When the Dodgers acquired veteran catcher Ramon Hernandez on Saturday from the Colorado Rockies in exchange for pitcher Aaron Harang, Federowicz sounded understanding if not exactly thrilled after making his first 25-man roster a week ago, then spending his time away from the field moving into an apartment in the area.
“I know I feel ready,” Federowicz said. “I know (the Dodgers) kind of feel the same but at this point in time it’s better to go with Ramon and A.J. (Ellis).”
Federowicz walked once in his first game of the season, finishing with a deceiving 0-for-3 line against the Pittsburgh Pirates. Two of the outs were line drives hit directly at Pirates fielders and the third required a brilliant diving stop and throw from shortstop John MacDonald.
Hernandez made his first Dodgers appearance as a pinch-hitter in the eighth inning, striking out looking against Jason Grilli.
The Dodgers won’t keep three catchers for long. “Right now we will,” manager Don Mattingly said, “but (not) once we get our pitchers back, going five guys in the rotation.”
The problem for Federowicz is that neither he nor Hernandez play another position.
“If it was a catcher who could also play some third base or different type scenario where he could play some other positions, then it’s easier to think about that,” Mattingly said, “but when you’ve got guys who strictly catch, it changes that.”
Federowicz hit .294 with 11 home runs and 76 RBIs in his first full Triple-A season last year. That was enough to earn a promotion to the relatively low-pressure job of a backup major-league catcher. He held the edge on the job from the end of last season to the end of spring training — but not now, which left him searching for a silver lining Sunday.

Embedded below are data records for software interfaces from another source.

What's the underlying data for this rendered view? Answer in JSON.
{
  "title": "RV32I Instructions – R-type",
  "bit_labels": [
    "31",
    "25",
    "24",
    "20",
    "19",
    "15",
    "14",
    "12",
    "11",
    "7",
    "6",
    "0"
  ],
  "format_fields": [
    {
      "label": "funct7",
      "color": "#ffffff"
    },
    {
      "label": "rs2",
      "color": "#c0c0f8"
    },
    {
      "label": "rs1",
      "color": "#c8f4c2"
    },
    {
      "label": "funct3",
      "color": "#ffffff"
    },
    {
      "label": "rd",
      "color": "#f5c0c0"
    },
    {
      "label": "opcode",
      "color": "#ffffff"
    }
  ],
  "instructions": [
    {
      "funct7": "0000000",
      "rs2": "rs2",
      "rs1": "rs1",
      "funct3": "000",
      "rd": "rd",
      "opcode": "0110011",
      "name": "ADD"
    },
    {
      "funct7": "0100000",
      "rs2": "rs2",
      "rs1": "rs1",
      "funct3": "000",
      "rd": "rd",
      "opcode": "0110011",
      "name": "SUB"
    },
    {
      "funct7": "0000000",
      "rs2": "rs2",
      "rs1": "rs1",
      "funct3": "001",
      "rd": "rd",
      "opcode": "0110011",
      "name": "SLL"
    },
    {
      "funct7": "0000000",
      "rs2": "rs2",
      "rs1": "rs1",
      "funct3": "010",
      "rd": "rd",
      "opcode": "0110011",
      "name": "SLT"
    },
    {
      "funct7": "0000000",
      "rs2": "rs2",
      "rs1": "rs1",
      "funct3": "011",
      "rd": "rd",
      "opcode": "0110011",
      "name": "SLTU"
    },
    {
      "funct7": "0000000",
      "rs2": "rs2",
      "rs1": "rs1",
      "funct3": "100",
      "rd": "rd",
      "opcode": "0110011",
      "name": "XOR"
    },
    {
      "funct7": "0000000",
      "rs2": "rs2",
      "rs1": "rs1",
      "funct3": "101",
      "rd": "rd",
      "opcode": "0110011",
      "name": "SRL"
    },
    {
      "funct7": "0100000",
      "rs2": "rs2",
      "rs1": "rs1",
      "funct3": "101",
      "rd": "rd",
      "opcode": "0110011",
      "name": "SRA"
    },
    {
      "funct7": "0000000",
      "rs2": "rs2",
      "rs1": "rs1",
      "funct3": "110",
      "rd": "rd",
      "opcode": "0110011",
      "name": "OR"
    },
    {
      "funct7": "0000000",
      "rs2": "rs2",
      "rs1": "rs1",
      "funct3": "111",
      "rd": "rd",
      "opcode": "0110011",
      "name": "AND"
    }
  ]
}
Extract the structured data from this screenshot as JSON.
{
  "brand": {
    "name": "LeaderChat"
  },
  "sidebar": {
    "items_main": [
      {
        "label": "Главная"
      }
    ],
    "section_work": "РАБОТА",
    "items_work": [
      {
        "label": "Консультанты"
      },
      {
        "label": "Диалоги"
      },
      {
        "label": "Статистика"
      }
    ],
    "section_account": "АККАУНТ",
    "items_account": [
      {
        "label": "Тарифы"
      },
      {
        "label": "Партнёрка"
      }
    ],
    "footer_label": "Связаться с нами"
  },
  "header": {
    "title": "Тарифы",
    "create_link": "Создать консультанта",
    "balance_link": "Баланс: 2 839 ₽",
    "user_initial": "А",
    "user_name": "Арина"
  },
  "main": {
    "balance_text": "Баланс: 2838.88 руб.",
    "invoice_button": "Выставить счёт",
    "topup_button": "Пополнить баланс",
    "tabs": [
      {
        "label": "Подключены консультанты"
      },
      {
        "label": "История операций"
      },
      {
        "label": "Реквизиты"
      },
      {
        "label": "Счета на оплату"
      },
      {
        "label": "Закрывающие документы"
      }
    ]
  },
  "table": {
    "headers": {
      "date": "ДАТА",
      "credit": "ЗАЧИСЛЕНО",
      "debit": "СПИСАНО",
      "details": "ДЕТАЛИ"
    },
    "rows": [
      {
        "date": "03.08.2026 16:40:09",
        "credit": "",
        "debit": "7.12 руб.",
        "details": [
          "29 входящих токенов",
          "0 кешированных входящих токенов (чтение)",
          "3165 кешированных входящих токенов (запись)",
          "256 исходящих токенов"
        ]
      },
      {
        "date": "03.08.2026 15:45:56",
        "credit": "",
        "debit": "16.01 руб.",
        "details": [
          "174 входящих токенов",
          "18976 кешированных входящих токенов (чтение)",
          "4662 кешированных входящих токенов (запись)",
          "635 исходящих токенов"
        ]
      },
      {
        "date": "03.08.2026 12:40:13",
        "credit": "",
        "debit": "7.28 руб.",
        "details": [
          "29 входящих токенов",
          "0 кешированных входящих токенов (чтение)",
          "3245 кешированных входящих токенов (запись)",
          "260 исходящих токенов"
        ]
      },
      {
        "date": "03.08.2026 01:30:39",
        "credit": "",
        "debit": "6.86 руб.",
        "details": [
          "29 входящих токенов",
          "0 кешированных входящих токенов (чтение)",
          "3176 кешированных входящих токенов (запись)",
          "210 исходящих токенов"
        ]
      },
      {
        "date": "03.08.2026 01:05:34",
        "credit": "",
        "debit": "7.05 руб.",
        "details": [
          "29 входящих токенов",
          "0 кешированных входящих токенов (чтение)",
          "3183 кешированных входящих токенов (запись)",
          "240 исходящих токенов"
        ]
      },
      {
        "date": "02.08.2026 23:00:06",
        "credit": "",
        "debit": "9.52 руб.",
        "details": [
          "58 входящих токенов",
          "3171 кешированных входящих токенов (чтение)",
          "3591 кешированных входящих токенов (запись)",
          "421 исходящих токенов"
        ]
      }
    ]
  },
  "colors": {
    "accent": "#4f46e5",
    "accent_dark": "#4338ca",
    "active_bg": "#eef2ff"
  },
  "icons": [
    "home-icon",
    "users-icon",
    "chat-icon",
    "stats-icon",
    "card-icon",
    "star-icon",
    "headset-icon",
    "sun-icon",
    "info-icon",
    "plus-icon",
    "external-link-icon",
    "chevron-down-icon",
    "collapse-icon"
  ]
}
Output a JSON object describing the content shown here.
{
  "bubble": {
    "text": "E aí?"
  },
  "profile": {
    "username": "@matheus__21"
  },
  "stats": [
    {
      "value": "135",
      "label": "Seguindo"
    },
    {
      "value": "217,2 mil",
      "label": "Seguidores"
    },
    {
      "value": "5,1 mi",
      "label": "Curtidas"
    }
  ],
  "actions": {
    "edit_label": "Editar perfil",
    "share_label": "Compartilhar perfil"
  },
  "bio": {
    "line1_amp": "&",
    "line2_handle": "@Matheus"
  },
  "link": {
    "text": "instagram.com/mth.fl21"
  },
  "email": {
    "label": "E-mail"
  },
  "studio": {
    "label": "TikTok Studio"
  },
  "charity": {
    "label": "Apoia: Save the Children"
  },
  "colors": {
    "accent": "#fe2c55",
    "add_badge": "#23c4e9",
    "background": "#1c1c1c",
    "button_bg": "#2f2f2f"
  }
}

With Triple-A Albuquerque, Federowicz said, he’ll refine his approach at the plate and have the opportunity to work with a quality pitching staff. The Isotopes are 4-0 with a much-improved 3.75 earned-run average in the young season.
“I’m just going to go with it, see what happens the next couple days,” he said. “It’s not going to ruin my spirits.”